TASK STATEMENT:
Of the entries that follow, how many lines hold the word "screenshot"? Reply with the number only.

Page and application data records
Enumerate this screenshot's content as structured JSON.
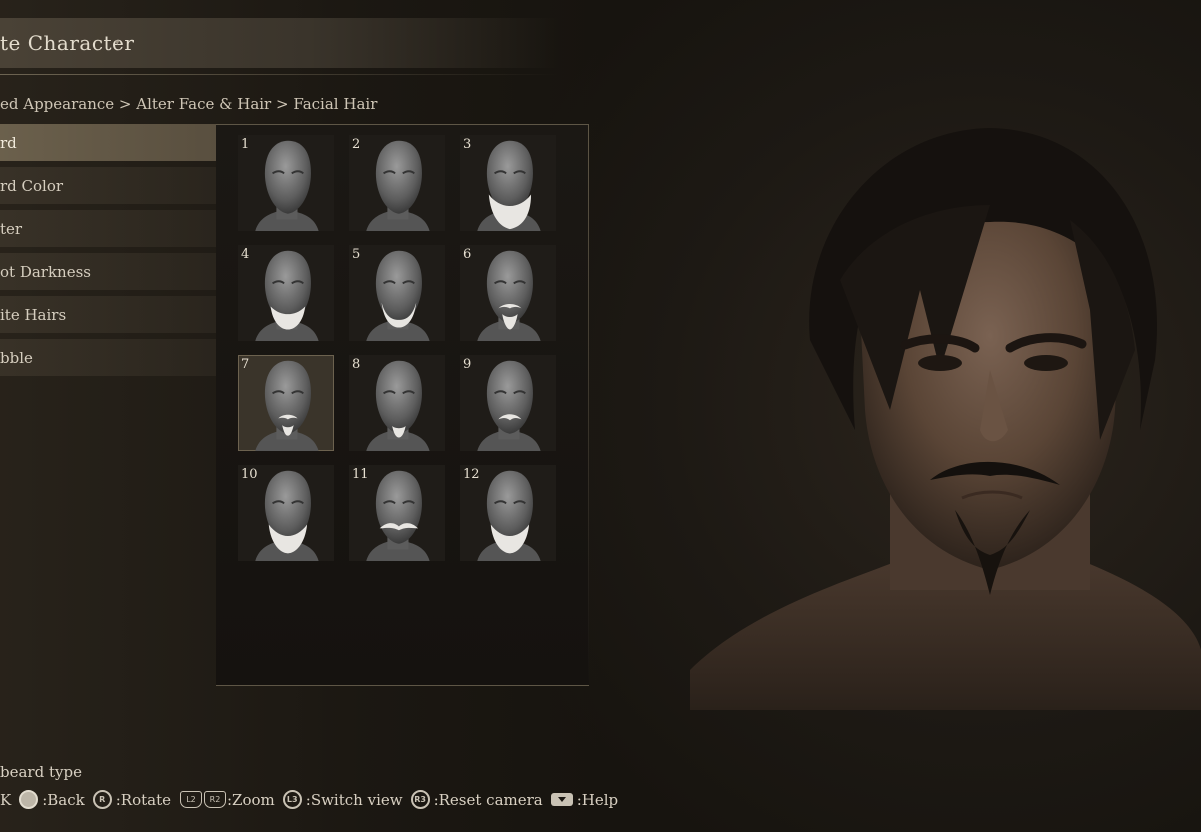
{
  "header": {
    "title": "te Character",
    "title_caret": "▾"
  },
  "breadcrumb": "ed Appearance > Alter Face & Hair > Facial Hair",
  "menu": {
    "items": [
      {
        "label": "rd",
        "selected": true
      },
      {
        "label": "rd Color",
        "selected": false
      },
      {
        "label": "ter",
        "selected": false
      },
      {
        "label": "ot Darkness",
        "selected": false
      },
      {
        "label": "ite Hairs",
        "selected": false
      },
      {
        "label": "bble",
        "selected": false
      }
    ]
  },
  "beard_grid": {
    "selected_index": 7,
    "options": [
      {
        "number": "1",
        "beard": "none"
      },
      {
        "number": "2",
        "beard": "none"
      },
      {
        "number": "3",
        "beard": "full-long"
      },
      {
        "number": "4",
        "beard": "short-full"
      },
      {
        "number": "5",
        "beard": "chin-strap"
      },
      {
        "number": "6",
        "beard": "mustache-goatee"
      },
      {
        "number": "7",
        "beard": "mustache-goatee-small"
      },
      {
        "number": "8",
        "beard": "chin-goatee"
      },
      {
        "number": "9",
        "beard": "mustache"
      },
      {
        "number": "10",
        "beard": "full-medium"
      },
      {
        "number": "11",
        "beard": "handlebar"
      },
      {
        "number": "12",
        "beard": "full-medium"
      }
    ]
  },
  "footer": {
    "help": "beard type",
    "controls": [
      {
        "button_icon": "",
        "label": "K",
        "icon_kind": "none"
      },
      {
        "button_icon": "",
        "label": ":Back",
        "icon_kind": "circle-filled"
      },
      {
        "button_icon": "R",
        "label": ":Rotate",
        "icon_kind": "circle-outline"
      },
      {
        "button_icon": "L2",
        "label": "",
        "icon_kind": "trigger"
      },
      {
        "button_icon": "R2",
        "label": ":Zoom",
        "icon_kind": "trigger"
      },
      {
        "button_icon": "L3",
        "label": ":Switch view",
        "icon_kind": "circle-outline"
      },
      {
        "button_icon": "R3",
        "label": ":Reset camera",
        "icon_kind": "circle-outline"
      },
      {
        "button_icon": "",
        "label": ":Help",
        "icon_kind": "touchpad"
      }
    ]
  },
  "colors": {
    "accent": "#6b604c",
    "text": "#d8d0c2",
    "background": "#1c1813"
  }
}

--

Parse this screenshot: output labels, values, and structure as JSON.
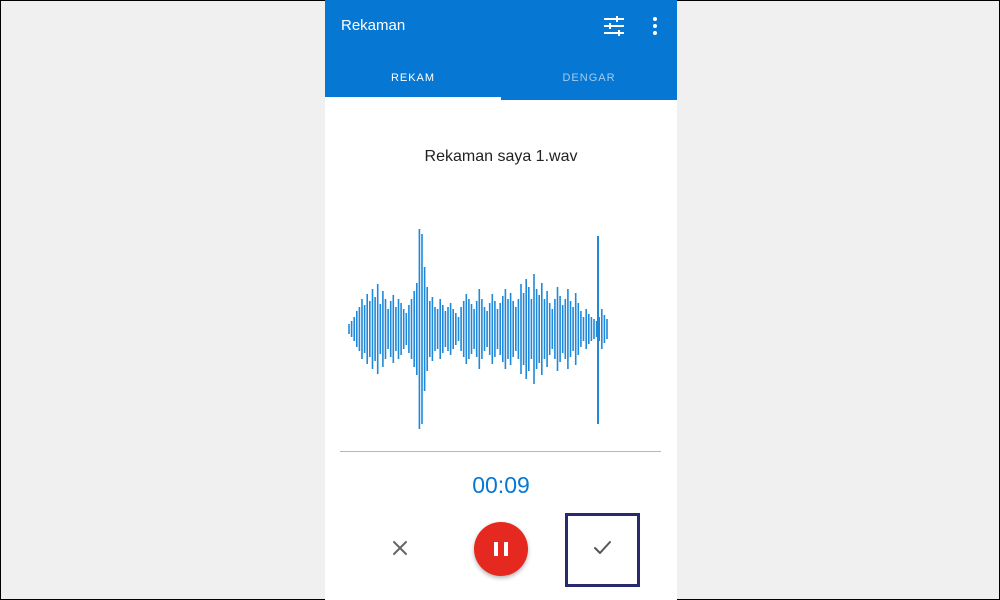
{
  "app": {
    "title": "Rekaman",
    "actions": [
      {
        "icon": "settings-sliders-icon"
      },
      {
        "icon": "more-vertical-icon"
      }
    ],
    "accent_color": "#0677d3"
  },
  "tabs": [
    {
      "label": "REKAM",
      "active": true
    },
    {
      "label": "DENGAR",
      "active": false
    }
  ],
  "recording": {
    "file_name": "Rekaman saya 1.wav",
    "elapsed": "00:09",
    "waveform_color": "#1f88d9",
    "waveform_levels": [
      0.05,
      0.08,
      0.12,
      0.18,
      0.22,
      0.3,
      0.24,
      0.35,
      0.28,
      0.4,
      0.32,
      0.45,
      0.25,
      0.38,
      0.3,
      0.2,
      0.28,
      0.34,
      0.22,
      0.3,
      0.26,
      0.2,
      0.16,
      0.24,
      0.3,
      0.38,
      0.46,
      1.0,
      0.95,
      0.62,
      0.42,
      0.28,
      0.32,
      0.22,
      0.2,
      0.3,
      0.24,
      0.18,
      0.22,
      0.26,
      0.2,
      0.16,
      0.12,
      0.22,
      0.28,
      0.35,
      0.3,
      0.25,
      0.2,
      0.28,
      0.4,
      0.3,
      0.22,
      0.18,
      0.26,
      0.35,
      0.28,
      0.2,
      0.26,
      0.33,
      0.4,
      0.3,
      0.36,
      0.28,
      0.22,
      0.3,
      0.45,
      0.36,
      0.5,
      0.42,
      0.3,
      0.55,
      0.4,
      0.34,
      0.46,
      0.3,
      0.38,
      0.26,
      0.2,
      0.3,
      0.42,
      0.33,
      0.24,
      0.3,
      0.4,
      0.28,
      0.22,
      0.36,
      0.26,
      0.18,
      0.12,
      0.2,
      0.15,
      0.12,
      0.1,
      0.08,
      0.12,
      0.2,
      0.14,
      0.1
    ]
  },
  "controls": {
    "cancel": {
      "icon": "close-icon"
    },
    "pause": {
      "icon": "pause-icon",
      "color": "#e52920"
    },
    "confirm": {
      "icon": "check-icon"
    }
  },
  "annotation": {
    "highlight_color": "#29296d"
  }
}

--

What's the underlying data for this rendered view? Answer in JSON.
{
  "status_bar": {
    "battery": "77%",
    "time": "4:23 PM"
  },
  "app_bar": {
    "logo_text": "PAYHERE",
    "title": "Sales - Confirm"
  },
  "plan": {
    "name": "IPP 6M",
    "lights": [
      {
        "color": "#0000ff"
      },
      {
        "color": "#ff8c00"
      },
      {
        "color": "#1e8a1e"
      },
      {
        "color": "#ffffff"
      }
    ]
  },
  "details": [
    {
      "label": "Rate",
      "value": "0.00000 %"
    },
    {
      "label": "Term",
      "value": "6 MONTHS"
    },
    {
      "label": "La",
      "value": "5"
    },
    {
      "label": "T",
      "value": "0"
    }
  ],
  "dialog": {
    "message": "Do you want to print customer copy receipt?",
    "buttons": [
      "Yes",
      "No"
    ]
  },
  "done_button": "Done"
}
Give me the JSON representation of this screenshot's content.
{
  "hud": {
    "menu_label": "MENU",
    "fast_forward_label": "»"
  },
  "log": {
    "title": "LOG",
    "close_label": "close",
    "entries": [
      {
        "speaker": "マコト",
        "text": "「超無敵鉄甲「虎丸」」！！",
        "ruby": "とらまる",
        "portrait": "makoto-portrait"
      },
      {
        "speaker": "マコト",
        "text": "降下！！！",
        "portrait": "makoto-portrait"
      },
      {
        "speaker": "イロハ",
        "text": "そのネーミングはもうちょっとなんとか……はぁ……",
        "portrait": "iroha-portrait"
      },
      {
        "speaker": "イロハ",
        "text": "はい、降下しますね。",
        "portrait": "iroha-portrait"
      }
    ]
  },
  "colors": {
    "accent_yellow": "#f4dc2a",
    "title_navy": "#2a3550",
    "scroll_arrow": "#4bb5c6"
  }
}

YOUR SOLUTION:
3